*THE TASK:* What is needed is an exact copy of all the records, written out in full.

*GIVEN DATA:*
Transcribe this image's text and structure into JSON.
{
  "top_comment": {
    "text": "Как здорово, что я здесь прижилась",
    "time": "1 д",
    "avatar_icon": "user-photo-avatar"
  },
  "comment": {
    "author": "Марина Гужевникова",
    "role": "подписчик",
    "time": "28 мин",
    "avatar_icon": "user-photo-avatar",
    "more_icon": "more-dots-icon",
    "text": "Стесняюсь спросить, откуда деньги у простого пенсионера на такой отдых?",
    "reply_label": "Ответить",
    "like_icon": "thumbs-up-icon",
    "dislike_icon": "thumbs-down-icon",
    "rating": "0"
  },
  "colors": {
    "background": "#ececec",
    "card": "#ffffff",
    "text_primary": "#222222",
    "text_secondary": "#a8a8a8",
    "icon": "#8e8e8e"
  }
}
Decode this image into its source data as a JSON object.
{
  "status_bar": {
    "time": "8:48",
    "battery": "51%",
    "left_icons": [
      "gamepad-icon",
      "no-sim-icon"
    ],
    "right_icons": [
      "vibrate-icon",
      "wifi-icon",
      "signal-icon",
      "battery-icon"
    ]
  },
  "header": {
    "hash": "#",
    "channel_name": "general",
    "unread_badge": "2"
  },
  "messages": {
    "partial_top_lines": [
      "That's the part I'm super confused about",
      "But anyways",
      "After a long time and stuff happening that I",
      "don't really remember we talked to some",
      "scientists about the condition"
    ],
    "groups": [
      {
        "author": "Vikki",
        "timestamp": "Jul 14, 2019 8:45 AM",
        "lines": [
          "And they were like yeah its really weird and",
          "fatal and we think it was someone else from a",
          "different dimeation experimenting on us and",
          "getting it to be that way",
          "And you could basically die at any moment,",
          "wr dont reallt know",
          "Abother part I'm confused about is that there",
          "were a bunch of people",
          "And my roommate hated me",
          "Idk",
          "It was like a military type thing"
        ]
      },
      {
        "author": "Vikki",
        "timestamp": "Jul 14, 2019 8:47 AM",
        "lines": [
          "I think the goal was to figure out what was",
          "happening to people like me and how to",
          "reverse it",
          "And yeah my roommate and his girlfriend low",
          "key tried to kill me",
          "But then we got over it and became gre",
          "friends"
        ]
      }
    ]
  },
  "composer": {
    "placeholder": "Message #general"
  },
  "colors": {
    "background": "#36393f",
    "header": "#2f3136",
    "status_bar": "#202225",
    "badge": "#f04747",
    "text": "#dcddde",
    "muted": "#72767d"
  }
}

*RESULT OF THIS EXERCISE:*
Transcribe this image's text and structure into JSON.
{
  "top_comment": {
    "text": "Как здорово, что я здесь прижилась",
    "time": "1 д",
    "avatar_icon": "user-photo-avatar"
  },
  "comment": {
    "author": "Марина Гужевникова",
    "role": "подписчик",
    "time": "28 мин",
    "avatar_icon": "user-photo-avatar",
    "more_icon": "more-dots-icon",
    "text": "Стесняюсь спросить, откуда деньги у простого пенсионера на такой отдых?",
    "reply_label": "Ответить",
    "like_icon": "thumbs-up-icon",
    "dislike_icon": "thumbs-down-icon",
    "rating": "0"
  },
  "colors": {
    "background": "#ececec",
    "card": "#ffffff",
    "text_primary": "#222222",
    "text_secondary": "#a8a8a8",
    "icon": "#8e8e8e"
  }
}
Decode this image into its source data as a JSON object.
{
  "status_bar": {
    "time": "8:48",
    "battery": "51%",
    "left_icons": [
      "gamepad-icon",
      "no-sim-icon"
    ],
    "right_icons": [
      "vibrate-icon",
      "wifi-icon",
      "signal-icon",
      "battery-icon"
    ]
  },
  "header": {
    "hash": "#",
    "channel_name": "general",
    "unread_badge": "2"
  },
  "messages": {
    "partial_top_lines": [
      "That's the part I'm super confused about",
      "But anyways",
      "After a long time and stuff happening that I",
      "don't really remember we talked to some",
      "scientists about the condition"
    ],
    "groups": [
      {
        "author": "Vikki",
        "timestamp": "Jul 14, 2019 8:45 AM",
        "lines": [
          "And they were like yeah its really weird and",
          "fatal and we think it was someone else from a",
          "different dimeation experimenting on us and",
          "getting it to be that way",
          "And you could basically die at any moment,",
          "wr dont reallt know",
          "Abother part I'm confused about is that there",
          "were a bunch of people",
          "And my roommate hated me",
          "Idk",
          "It was like a military type thing"
        ]
      },
      {
        "author": "Vikki",
        "timestamp": "Jul 14, 2019 8:47 AM",
        "lines": [
          "I think the goal was to figure out what was",
          "happening to people like me and how to",
          "reverse it",
          "And yeah my roommate and his girlfriend low",
          "key tried to kill me",
          "But then we got over it and became gre",
          "friends"
        ]
      }
    ]
  },
  "composer": {
    "placeholder": "Message #general"
  },
  "colors": {
    "background": "#36393f",
    "header": "#2f3136",
    "status_bar": "#202225",
    "badge": "#f04747",
    "text": "#dcddde",
    "muted": "#72767d"
  }
}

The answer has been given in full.